Could be a pebble that's lodging into your hozel when you don't hear it, and budging loose when you do hear it.
After 3 months+, most golf shops won't take a club back.
It maybe worthwhile to remove the grip and check it out that way. Getting a grip professionally replaced is 5-10 dollars max. Golf Pride velvet cord is a good choice.
With the grip removed, you should be able to drop out what has been nagging you. If seems like it maybe part of the shaft or clubhead, I'd contact taylor made or have your golf store send it back for you. Even if your golf store won't accept a return, they should be able to help you get it to taylor made. Of course you're most likely to pay the shipping.
Shaft Flex is quite possibly the single most important element of a golf club.
If you ski, you know the boots are the most important piece of equipment, but the skis get all the glory.
In a similar way, the shaft is the most important element of a golf club while the club head gets all the glory.
There are 3 main factors in determing a shaft:
Torque: amount a shaft twists.
Flex: the amount a shaft bends.
Kick point: the location on the shaft at which the shaft tends to flex the most.
Shaft effects everything from club head alignment at impact, launch angle, swing path, feel, and just about everything else you can think of.
I have a Callaway FT-5 9.5 Tour. I have a Fujikura Fit-On E380 shaft. It is a very stiff shaft with a middle kick point. It encourages a boring flight path. Today, I went golfing and regularly carried 260-290 yards--260 into the wind. The shaft/clubhead combination also produces a ton of roll for me. My longest drive of the day carried 290+ and ended up going 330 yards(2-on on a 595 yard par 5). This I found was a perfect fit for my swing.
On my 3 wood, I went in a totally different direction. I use a Callaway X-Tour 13 degree, and the x-stiff steel shaft worked great for me. From the fairway today, I hit a 250 yard 3 wood onto a green. The ball only rolled 10-15 feet after landing on the green.
My recommendation, get your swing speed analyzed.

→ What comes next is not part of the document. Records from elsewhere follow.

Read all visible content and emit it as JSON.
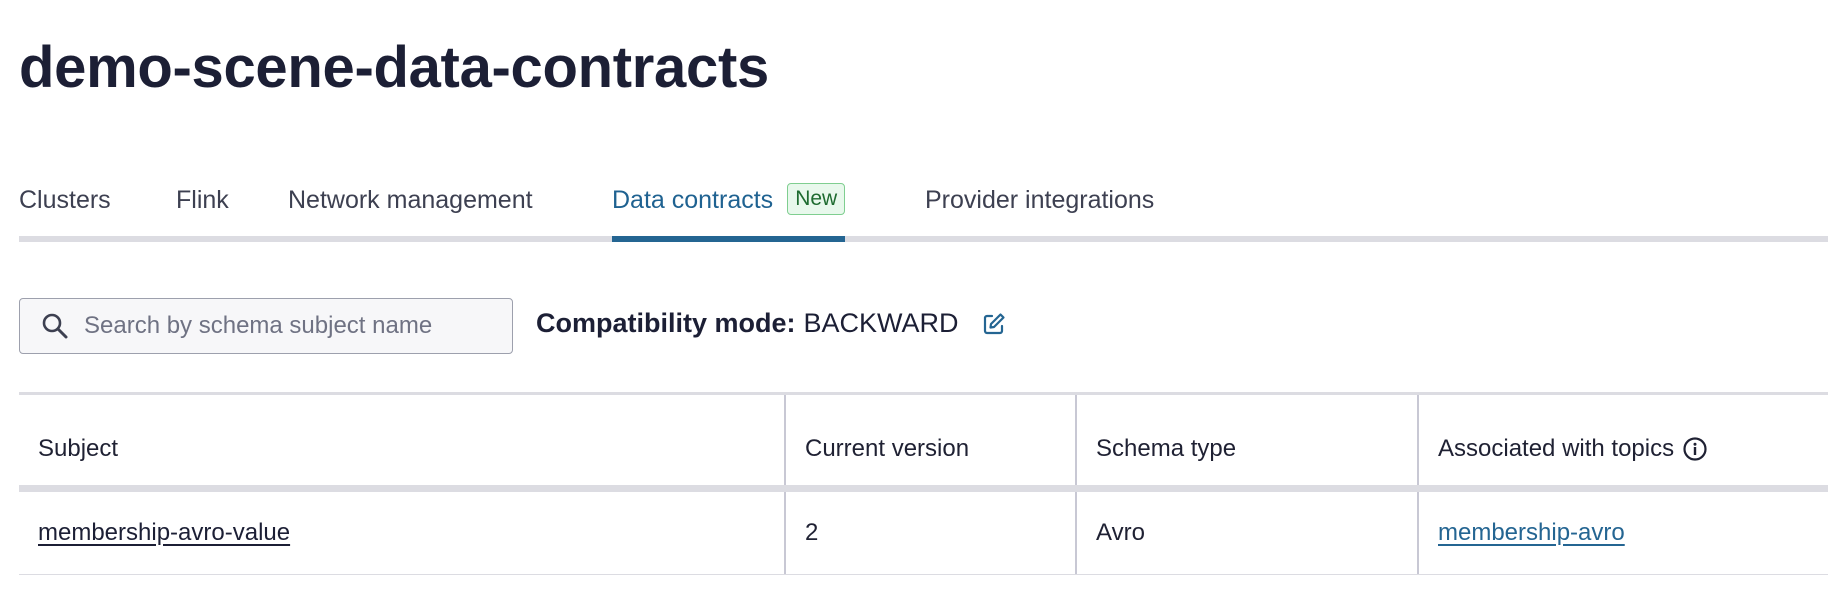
{
  "page": {
    "title": "demo-scene-data-contracts"
  },
  "tabs": [
    {
      "label": "Clusters"
    },
    {
      "label": "Flink"
    },
    {
      "label": "Network management"
    },
    {
      "label": "Data contracts",
      "badge": "New",
      "active": true
    },
    {
      "label": "Provider integrations"
    }
  ],
  "search": {
    "placeholder": "Search by schema subject name",
    "value": "",
    "icon": "search-icon"
  },
  "compatibility": {
    "label": "Compatibility mode:",
    "value": "BACKWARD",
    "icon": "edit-icon"
  },
  "table": {
    "columns": [
      "Subject",
      "Current version",
      "Schema type",
      "Associated with topics"
    ],
    "header_icon": "info-icon",
    "rows": [
      {
        "subject": "membership-avro-value",
        "version": "2",
        "schema_type": "Avro",
        "topics": "membership-avro"
      }
    ]
  },
  "colors": {
    "accent": "#246592",
    "badge_bg": "#e8f8ec",
    "badge_border": "#7fce90",
    "title": "#1c1f35"
  }
}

In addition, consider your flight path tendencies.
Hard swinger with high ball flight like myself will want a X-stiff shaft, medium kick point with strong torque resistance.

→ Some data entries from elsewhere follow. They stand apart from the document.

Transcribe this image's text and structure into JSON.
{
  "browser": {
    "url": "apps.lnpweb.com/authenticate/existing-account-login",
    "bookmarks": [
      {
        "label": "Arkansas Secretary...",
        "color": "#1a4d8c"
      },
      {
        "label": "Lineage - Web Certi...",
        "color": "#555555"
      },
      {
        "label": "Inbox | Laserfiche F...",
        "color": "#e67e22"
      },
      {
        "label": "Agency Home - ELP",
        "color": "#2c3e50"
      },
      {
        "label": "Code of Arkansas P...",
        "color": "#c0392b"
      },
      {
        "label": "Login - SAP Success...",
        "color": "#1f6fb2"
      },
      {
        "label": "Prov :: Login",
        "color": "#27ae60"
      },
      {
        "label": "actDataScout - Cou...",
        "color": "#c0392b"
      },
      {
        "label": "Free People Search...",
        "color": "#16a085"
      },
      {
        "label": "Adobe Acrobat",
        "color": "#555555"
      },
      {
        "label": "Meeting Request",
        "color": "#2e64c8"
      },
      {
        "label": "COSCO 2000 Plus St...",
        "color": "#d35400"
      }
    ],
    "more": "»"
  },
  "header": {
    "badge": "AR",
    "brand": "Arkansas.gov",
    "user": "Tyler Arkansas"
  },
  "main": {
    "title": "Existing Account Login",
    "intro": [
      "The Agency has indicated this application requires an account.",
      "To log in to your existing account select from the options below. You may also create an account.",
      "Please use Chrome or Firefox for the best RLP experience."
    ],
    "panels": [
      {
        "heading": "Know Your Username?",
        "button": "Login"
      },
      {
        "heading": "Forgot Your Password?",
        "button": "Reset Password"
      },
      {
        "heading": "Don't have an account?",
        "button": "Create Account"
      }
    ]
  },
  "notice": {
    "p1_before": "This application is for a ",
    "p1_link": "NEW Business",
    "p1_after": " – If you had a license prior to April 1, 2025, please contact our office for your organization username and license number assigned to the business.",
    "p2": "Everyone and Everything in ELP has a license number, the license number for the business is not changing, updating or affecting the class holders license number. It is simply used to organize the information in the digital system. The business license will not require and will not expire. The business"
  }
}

If you are a slower swinger(80-100 club head speed) with a low ball flight, consider a Regular-Stiff shaft with a low kick point.
But whatever you do, take your shaft choice seriously.
Amazing feel. I hit the 3-iron as high as any irons I've ever hit. 3 iron goes about 220 yards.
Best irons I've ever hit. I was reluctant to go away from the muscle back irons I've favored in the past. With the CG2, I sacrifice very little to any in the touch department, and gain a noticeable amount on the height and carry of my longer irons. My CG2 3-iron has a ball flight that most would expect from a 6 iron.